TASK DIRECTIONS.
Note each line of the entries that includes "JSON". Then copy those lines.
*** Opening MATERIAL FOR THE TASK ***
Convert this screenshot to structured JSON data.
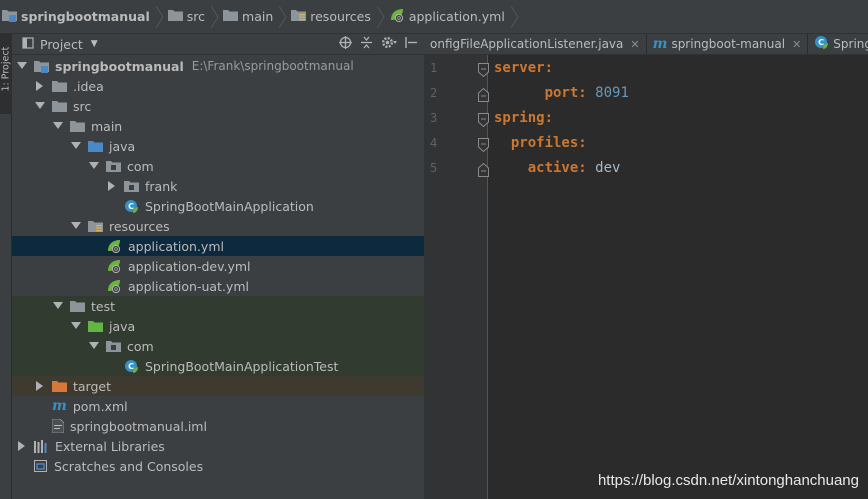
{
  "breadcrumb": [
    {
      "label": "springbootmanual",
      "icon": "module-folder-icon"
    },
    {
      "label": "src",
      "icon": "folder-icon"
    },
    {
      "label": "main",
      "icon": "folder-icon"
    },
    {
      "label": "resources",
      "icon": "resources-folder-icon"
    },
    {
      "label": "application.yml",
      "icon": "spring-yml-icon"
    }
  ],
  "side_tab": {
    "label": "1: Project"
  },
  "project_panel": {
    "title": "Project",
    "tools": [
      "target-icon",
      "collapse-icon",
      "gear-icon",
      "hide-icon"
    ]
  },
  "tree": [
    {
      "label": "springbootmanual",
      "path": "E:\\Frank\\springbootmanual",
      "depth": 0,
      "arrow": "open",
      "icon": "module-folder-icon"
    },
    {
      "label": ".idea",
      "depth": 1,
      "arrow": "closed",
      "icon": "folder-icon"
    },
    {
      "label": "src",
      "depth": 1,
      "arrow": "open",
      "icon": "folder-icon"
    },
    {
      "label": "main",
      "depth": 2,
      "arrow": "open",
      "icon": "folder-icon"
    },
    {
      "label": "java",
      "depth": 3,
      "arrow": "open",
      "icon": "source-folder-icon"
    },
    {
      "label": "com",
      "depth": 4,
      "arrow": "open",
      "icon": "package-icon"
    },
    {
      "label": "frank",
      "depth": 5,
      "arrow": "closed",
      "icon": "package-icon"
    },
    {
      "label": "SpringBootMainApplication",
      "depth": 5,
      "arrow": "none",
      "icon": "spring-class-icon"
    },
    {
      "label": "resources",
      "depth": 3,
      "arrow": "open",
      "icon": "resources-folder-icon"
    },
    {
      "label": "application.yml",
      "depth": 4,
      "arrow": "none",
      "icon": "spring-yml-icon"
    },
    {
      "label": "application-dev.yml",
      "depth": 4,
      "arrow": "none",
      "icon": "spring-yml-icon"
    },
    {
      "label": "application-uat.yml",
      "depth": 4,
      "arrow": "none",
      "icon": "spring-yml-icon"
    },
    {
      "label": "test",
      "depth": 2,
      "arrow": "open",
      "icon": "folder-icon"
    },
    {
      "label": "java",
      "depth": 3,
      "arrow": "open",
      "icon": "test-source-folder-icon"
    },
    {
      "label": "com",
      "depth": 4,
      "arrow": "open",
      "icon": "package-icon"
    },
    {
      "label": "SpringBootMainApplicationTest",
      "depth": 5,
      "arrow": "none",
      "icon": "spring-class-icon"
    },
    {
      "label": "target",
      "depth": 1,
      "arrow": "closed",
      "icon": "excluded-folder-icon"
    },
    {
      "label": "pom.xml",
      "depth": 1,
      "arrow": "none",
      "icon": "maven-icon"
    },
    {
      "label": "springbootmanual.iml",
      "depth": 1,
      "arrow": "none",
      "icon": "iml-file-icon"
    },
    {
      "label": "External Libraries",
      "depth": 0,
      "arrow": "closed",
      "icon": "libraries-icon"
    },
    {
      "label": "Scratches and Consoles",
      "depth": 0,
      "arrow": "none",
      "icon": "scratches-icon"
    }
  ],
  "selected_item": "application.yml",
  "editor_tabs": [
    {
      "label": "onfigFileApplicationListener.java",
      "icon": "none"
    },
    {
      "label": "springboot-manual",
      "icon": "maven-icon"
    },
    {
      "label": "SpringBootMa",
      "icon": "spring-class-icon"
    }
  ],
  "editor": {
    "lines": [
      {
        "num": "1",
        "indent": "",
        "key": "server:",
        "value": ""
      },
      {
        "num": "2",
        "indent": "      ",
        "key": "port:",
        "value": " 8091"
      },
      {
        "num": "3",
        "indent": "",
        "key": "spring:",
        "value": ""
      },
      {
        "num": "4",
        "indent": "  ",
        "key": "profiles:",
        "value": ""
      },
      {
        "num": "5",
        "indent": "    ",
        "key": "active:",
        "value": " dev"
      }
    ]
  },
  "watermark": "https://blog.csdn.net/xintonghanchuang",
  "colors": {
    "background": "#2b2b2b",
    "panel": "#3c3f41",
    "selection": "#0d293e",
    "yaml_key": "#cc7832",
    "yaml_number": "#6897bb",
    "yaml_text": "#a9b7c6"
  }
}
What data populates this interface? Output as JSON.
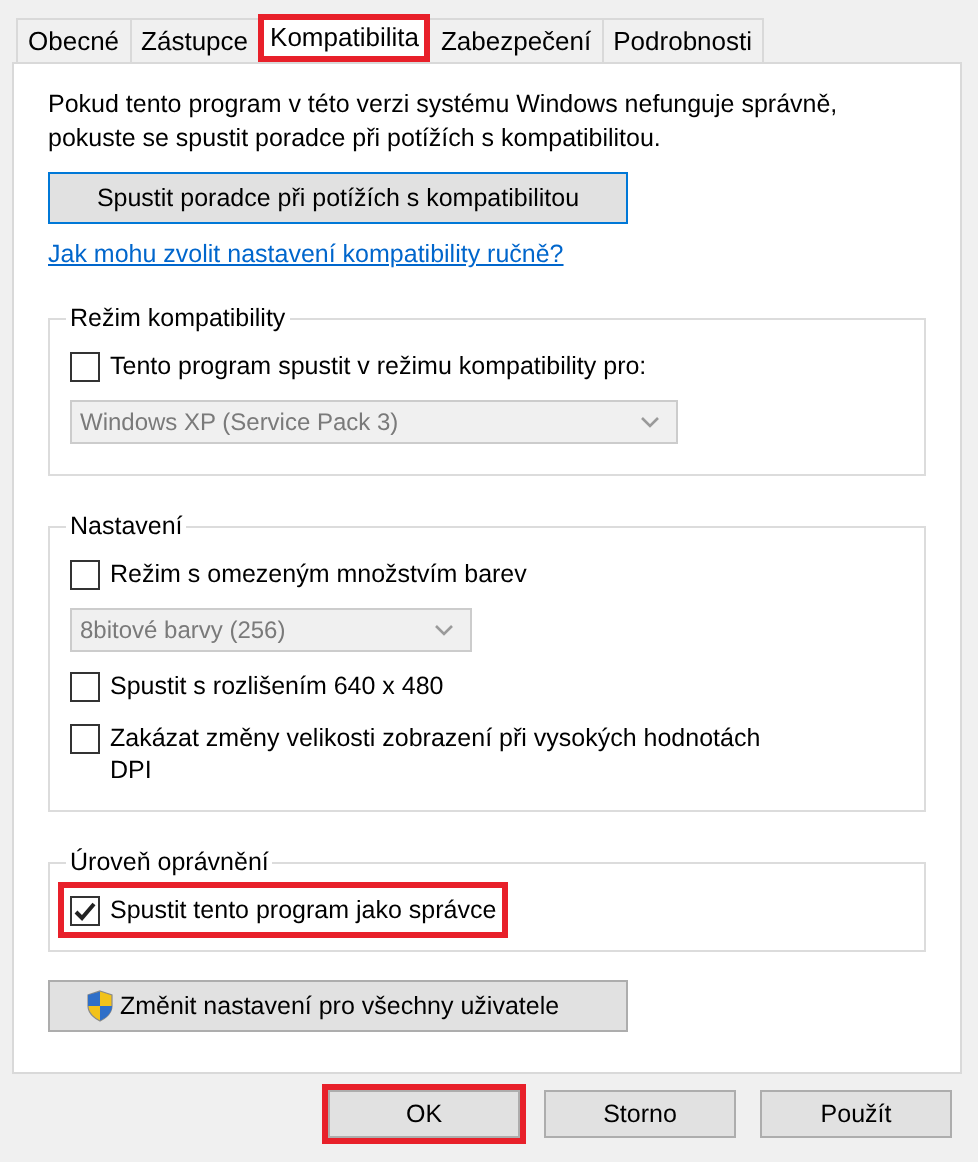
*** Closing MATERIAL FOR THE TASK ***
RESPONSE AREA.
Convert this screenshot to structured JSON data.
What data populates this interface? Output as JSON.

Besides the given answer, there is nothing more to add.